Is Orem the center of the (dance) universe?
by Amy Brunvand
After the Days of ’47 Parade, if you are feeling especially light-footed, un-selfconscious and ambitious, you can head downtown to the Rose Wagner and try out for season six of the Fox TV show “So You Think You Can Dance.”
Dancers from Utah have a pretty impressive record on the show. On last year’s fifth season Randi Evans (Orem) and Brandon Bryant (actually from Florida, but he dances with Odyssey Dance Theatre) both made the top 20 finalists.
During the fourth season of the show, no fewer than four Utah dancers were in the top 20: Chelsie Hightower (Orem) who currently has a job as a professional dancer on ABC’s show “Dancing With the Stars.”— She’ll be dancing with “King of the Cowboys” Ty Murray in season eight; Gev Manoukian (Centerville); Matt Dorame (actually from Arizona, but he dances with Odyssey Dance Theatre); and Thayne Jasperson (Springville). In the third season, Sabra Johnson (Roy) triumphed in first place, and in the second season, Jaymz Tuaileva (Orem) and Allison Holker (Orem) both made it to the top 20.
So there you have it. Orem, Utah is not only an indispensable word for crossword puzzle enthusiasts, it also seems to be the Center of the Universe for people who not only think they can dance, but actually can.
Strangely enough, the reason that so many reality TV dancers come from Orem seems to be a side effect of the fact that Utah County has so many Mormons. In 1959, Time Magazine declared “Mormons are easily the dancingest denomination in the U.S.,” and apparently they still are since Utah County, according to the Association for Religion Data Archives, is the Mormonest county in Utah with 89% adherents to the Church of Jesus Christ of Latter Day Saints.
In fact, the association between Mormonism and dancing is so strong that on July 17 and 18 the BYU Department of Dance is hosting a symposium on the theme “Embodied Believing: Faith in Motion.” In the call for papers, the working title was far more overtly Mormon: “Dancing the Doctrines: Theology in Motion.” Organizers pose questions such as: What does it mean to be a member of the Church and a dancer? What guiding principles issue forth from that knowledge, understanding? How do doctrines that concern the body inform the aesthetic, practice and moral choices that we make regarding what we put on stage? Why does the Church support touring to the extent it does? And in the present global economy is the ratio of resources between what is expended and what is gained as significant as it has been in the past?

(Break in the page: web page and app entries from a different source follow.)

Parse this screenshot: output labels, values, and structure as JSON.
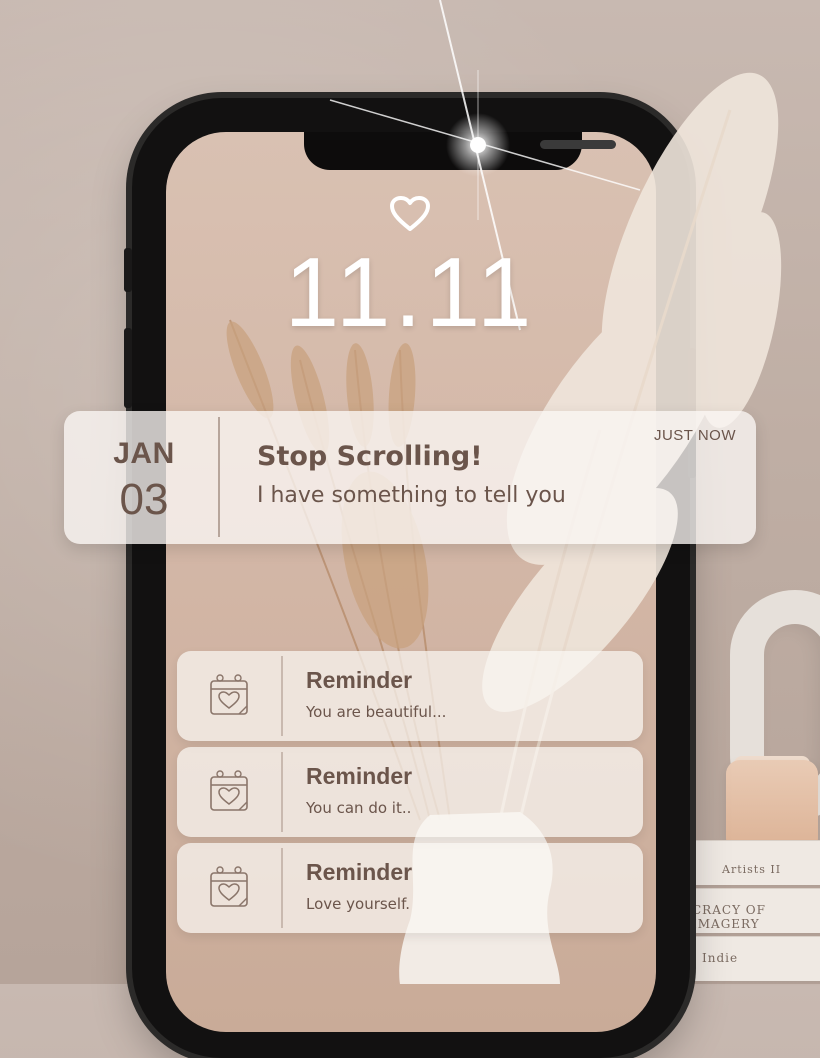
{
  "lockscreen": {
    "time": "11.11",
    "heart_icon": "heart-outline-icon"
  },
  "notification": {
    "month": "JAN",
    "day": "03",
    "title": "Stop Scrolling!",
    "body": "I have something to tell you",
    "time": "JUST NOW"
  },
  "reminders": [
    {
      "title": "Reminder",
      "body": "You are beautiful...",
      "icon": "calendar-heart-icon"
    },
    {
      "title": "Reminder",
      "body": "You can do it..",
      "icon": "calendar-heart-icon"
    },
    {
      "title": "Reminder",
      "body": "Love yourself.",
      "icon": "calendar-heart-icon"
    }
  ],
  "books": {
    "spine_1": "Artists II",
    "spine_2": "CRACY OF IMAGERY",
    "spine_3": "Indie"
  },
  "colors": {
    "text_brown": "#6b554b",
    "card_bg": "#faf6f3",
    "screen_bg": "#d4b8a8"
  }
}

Of course, the Mormon Church doesn’t have a corner on dancing and the association between dance and spirituality is strong in many religions —even the Unitarian Universalists, not typically known for their happy feet, had programs on “Dance as Spiritual Practice” and “Intergenerational Dances for Worship” when they met in Salt Lake City last month. However, it’s clear that the LDS church has somehow created a uniquely nurturing environment for certain kinds of dancing, and that’s a phenomenon worth investigating.
The 24th of July is kind of an odd holiday for us non-Mormons. On the one hand, it specifically celebrates July 24, 1847 when Brigham Young and the Mormon pioneers arrived in the Salt Lake Valley. On the other, as the Utah History Encyclopedia points out: “In larger cities, especially, the celebration has become more secular, and is seen as a means of coming together and celebrating the society that has been built by Mormons and non-Mormons alike.”
Sometimes “coming together” isn’t all that easy, but if you are looking for something to celebrate on the 24th, remember this intriguing, delightful and satisfying fact: You live near the Center of the (dance) Universe.
Amy Brunvand is a librarian and a dance enthusiast.